A government ordinance city, developed in 1963 through the consolidation of five smaller cities, Kitakyushu is the second largest city on the island of Kyushu. The north and east sides of the City are surrounded by the sea and 60% of the City area is green space and mountains.
As Kyushu’s northernmost city and the area closest to Honshu, Japan’s main island, Kitakyushu has developed as a vital transport and economic hub since the Meiji period. Since the establishment of the government-operated Yahata Steel Works in 1901, the City has also developed as a center of industry on the forefront of Japan’s economic growth.
In the 1960s, Kitakyushu was one of Japan’s four major industrial areas and suffered from significant air and water pollution as a result of rapid industrialization. In 1969, the first smog alert in Japan was issued against air pollution in Kitakyushu. However, citizen groups, local government, the private sector, and universities collaborated to solve the City’s significant environmental problems. Today, the green technology and sustainable practices gained through the process of depolluting Kitakyushu is now being utilized globally in sustainable urban development.
Kitakyushu is an active proponent of international environmental cooperation, sharing its experiences with other cities in order to contribute to global environmental conservation. The City has welcomed roughly 3,000 people from 139 countries to learn from its experiences, and it has dispatched over 200 experts to over 24 countries to share its experiences. It has also hosted 20 international environmental conferences. The City was selected as a “Green Growth” city by the OECD in 2011, and 2013 saw the publication of “Green Growth in Kitakyushu, Japan,” a report which highlights best practices and proposals for future green growth.
Kitakyushu’s vitality and residential density has been decreasing due to the rapid decline and aging of its population. Problems caused by vacant houses are expected to worsen, so the City has outlined plans orchestrated around principles of compact city development. Planned actions include developing a plan for proper siting (creating an area for promoting housing) and a regional public transportation network development plan starting in April 2015.
Through the EU-Japan Dialogue, Kitakyushu hopes to learn from the EU region’s best practices, especially on city planning, housing policies, and transportation systems.
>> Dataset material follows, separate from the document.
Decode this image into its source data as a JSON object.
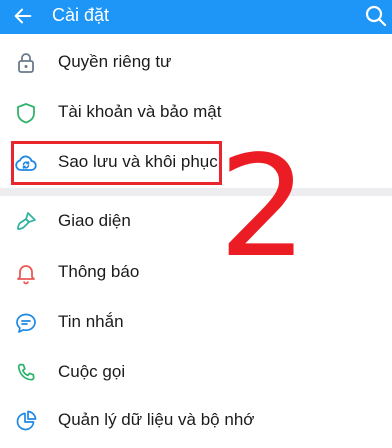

As one of Japan’s Environmental Model Cities, Kitakyushu has developed the “Green Frontier Plan” which aims to reduce City greenhouse gas emissions by 50% by 2050 compared to 2005 levels and to reduce 150% equivalent of the City’s emissions through international cooperation.
For low-carbon development, Kitakyushu is promoting the following goals based on the philosophy of a sustainable society and the keywords “industrial city,” “declining birthrate and aging population,” and “exchange in Asia”:
- Development of industrial clusters that support low-carbon development
- Development of an educational/activity system that learns and acts towards low-carbon development
- Creation of a fulfilling life through the development of a low-carbon society
- Promotion of low-carbon development throughout Asia
In the context of the EU-Japan Dialogue, Kitakyushu is especially interested in learning about low-carbon municipal and regional development, low-carbon transportation systems, and low-carbon economic systems to support the above initiatives.